- It’s OK to change your actual project documents. See the following points for examples. This isn’t really about what you actually happened to do on a particular project with its own unique set of circumstances. It’s about showing what you can do.This is your portfolio to convince potential customers you can do their design, whatever they might need. It’s about proving you could work with a customer to establish requirements and design an architecture that meets them.
- Include everything the Application says is mandatory. Don’t be surprised if you have to write some new documents or sections. For example, maybe a Disaster Recovery plan wasn’t important in your project, but it will be to another customer or in another project, so you should show you know how to create one.
- Explain any bad or debatable decisions. Did your customer insist on doing something that’s against best practices? Did you explain what was wrong with it? Say how you would have preferred to do things and why. Even if you just made a mistake back then, that’s OK if you can show that you’ve learned and understand the error you made. If you are using VMware’s best practices make sure you know why it is a best practice and why it met your customer’s requirements.
- Show you can design for large scale. It’s OK if your actual project was for a small environment, but show that you can think big too. What would you have done for a bigger customer, or for a customer who wanted to start small but be able to scale up easily? What would you need to do to add more VMs, more hosts, more storage, more networking, more vCenter servers, more roles and division of duties, a stronger BC/DR plan in the future? How would that change your design, if at all?

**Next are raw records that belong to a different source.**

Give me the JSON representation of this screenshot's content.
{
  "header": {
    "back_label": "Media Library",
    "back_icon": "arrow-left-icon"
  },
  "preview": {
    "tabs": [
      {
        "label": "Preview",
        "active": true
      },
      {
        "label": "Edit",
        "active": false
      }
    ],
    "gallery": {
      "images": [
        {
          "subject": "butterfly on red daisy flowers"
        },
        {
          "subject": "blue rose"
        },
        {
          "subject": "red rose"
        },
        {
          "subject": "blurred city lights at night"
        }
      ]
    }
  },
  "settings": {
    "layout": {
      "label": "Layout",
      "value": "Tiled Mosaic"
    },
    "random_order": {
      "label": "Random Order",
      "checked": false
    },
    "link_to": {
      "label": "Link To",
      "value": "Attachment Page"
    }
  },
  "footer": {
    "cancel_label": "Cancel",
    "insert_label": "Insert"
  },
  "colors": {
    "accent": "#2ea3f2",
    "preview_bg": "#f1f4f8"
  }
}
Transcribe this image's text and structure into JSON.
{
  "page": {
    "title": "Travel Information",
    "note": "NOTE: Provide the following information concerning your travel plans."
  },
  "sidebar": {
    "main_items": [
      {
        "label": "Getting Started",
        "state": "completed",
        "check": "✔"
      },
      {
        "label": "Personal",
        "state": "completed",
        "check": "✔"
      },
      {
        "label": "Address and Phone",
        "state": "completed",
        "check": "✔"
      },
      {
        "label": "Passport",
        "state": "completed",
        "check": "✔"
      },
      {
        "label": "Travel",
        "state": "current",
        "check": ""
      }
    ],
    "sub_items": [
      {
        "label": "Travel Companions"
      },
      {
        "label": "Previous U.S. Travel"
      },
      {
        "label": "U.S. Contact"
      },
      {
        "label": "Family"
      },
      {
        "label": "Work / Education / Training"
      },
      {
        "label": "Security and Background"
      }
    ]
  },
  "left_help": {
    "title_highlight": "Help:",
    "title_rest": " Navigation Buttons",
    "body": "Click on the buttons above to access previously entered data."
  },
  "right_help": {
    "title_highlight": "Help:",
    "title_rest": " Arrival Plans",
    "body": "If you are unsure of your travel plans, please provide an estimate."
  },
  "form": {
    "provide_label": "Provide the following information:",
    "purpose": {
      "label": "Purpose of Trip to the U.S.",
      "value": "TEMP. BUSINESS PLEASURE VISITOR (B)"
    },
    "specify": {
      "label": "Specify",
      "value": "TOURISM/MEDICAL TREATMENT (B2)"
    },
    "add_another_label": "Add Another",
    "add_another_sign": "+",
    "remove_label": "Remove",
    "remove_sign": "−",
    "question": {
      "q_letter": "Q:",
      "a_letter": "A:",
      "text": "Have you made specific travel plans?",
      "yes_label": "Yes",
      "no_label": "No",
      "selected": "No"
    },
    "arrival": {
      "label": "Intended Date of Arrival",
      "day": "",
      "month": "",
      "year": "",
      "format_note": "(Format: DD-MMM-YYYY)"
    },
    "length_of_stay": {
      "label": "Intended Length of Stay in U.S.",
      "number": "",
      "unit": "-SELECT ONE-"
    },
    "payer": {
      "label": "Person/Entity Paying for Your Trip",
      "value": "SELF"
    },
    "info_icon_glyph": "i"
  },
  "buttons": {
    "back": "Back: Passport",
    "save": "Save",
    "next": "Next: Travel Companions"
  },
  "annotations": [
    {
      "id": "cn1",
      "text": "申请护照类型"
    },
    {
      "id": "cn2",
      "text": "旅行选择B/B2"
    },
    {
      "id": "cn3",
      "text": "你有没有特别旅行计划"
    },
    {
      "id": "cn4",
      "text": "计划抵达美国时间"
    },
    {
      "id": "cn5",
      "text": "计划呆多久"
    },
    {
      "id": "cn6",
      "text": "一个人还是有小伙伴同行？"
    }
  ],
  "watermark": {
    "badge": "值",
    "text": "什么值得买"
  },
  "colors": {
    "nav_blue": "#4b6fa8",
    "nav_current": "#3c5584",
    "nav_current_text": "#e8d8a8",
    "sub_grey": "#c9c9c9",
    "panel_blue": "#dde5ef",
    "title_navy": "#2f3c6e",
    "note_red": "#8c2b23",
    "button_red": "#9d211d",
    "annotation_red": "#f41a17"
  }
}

- Architect = Knowledge + Reasoning. The VCDX certification isn’t just about knowing technical facts; it’s about being able to apply that knowledge to meet goals. In the defense session itself, be prepared to discuss hypothetical scenarios and alternative approaches, to decide on a design, and to explain the reasons for your choices. Show you know how to consider the pros and cons of different approaches.
There are also many other useful collections of advice for pursuing a VCDX certification, we highly recommend reading them as they will give you an idea of the process. Here’s just a sample:
- John Arrasjid’s VCDX Tips
- VCDX Workshop Presentation
- Duncan Epping’s VCDX Defense Experience
- Jason Boche’s VCDX Defense Experience
- Maish’s VCDX Defense Experience
- Frank Denneman’s VCDX Defense Experience
- Kenneth van Ditmarsch’s VCDX Defense Experience
- Scott Lowe’s VCDX Defense Experience
- Rick Scherer’s VCDX Defense Experience
- Fabio Rapposelli’s VCDX Defense Experience
- Jason Nash’s VCDX Defense Experience
- Harley Stagner’s VCDX Defense Experience
- Andrea Mauro’s VCDX Defense Experience
- Chris Kranz’s VCDX Defense Experience
Craig Risinger (VCDX006) & Duncan Epping (VCDX007)